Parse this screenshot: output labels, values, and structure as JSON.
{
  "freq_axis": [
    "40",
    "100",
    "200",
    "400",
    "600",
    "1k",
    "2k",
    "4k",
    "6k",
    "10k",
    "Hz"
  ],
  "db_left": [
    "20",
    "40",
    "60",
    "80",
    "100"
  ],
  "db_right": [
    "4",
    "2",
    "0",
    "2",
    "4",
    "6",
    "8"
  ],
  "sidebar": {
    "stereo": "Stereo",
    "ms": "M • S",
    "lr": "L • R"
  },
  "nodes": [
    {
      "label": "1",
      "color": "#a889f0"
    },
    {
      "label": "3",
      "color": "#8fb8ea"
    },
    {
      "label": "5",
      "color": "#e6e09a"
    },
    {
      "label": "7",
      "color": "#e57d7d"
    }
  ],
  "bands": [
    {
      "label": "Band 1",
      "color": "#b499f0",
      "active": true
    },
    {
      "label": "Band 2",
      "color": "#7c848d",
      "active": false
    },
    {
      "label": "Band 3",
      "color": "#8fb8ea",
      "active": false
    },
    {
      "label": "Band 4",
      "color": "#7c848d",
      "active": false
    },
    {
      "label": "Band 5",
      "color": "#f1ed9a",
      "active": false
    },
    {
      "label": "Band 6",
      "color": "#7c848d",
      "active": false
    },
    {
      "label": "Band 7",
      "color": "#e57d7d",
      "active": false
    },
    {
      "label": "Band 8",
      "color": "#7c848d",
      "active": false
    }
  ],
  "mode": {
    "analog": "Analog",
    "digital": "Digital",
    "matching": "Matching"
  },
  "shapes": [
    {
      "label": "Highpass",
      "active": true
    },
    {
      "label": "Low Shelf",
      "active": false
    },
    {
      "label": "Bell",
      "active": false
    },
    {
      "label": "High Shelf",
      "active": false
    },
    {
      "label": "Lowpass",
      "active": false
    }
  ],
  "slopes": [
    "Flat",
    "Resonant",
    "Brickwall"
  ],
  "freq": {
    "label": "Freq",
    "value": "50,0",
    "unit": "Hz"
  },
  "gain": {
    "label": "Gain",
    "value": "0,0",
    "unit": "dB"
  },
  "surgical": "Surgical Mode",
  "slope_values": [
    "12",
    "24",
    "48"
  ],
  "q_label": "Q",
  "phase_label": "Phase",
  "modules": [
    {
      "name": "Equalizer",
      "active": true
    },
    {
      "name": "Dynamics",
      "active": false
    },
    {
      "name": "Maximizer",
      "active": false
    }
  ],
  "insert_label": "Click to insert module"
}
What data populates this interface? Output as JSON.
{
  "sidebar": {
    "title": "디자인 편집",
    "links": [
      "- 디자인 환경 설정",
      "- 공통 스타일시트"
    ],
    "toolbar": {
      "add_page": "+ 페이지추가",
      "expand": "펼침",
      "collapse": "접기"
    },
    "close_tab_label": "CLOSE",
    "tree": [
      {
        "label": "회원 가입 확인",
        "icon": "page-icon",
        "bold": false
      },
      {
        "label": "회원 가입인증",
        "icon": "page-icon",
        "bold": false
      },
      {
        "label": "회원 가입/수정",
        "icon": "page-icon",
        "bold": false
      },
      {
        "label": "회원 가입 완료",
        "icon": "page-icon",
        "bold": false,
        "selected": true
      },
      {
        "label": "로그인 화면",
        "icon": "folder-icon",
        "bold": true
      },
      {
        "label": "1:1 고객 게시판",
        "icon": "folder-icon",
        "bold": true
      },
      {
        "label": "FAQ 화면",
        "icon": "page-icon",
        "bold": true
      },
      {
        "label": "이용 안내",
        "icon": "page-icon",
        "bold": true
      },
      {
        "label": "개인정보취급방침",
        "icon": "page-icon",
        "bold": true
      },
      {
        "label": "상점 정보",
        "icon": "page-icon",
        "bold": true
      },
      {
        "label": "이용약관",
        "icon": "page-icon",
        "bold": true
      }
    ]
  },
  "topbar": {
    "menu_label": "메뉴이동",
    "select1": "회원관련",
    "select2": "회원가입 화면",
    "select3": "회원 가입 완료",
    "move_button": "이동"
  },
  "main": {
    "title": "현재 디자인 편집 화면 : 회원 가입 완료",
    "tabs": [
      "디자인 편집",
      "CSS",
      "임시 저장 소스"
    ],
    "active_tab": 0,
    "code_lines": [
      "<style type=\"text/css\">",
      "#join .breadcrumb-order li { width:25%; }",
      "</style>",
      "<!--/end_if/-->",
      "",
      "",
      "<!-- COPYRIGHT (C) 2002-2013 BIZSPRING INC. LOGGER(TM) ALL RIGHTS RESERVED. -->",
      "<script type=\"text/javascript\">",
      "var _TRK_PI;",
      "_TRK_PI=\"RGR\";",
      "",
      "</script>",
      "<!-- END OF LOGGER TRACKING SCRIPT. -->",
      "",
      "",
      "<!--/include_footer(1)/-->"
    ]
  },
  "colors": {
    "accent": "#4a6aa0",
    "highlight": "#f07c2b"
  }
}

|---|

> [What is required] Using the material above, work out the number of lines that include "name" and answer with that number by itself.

> [Result for this exercise] 3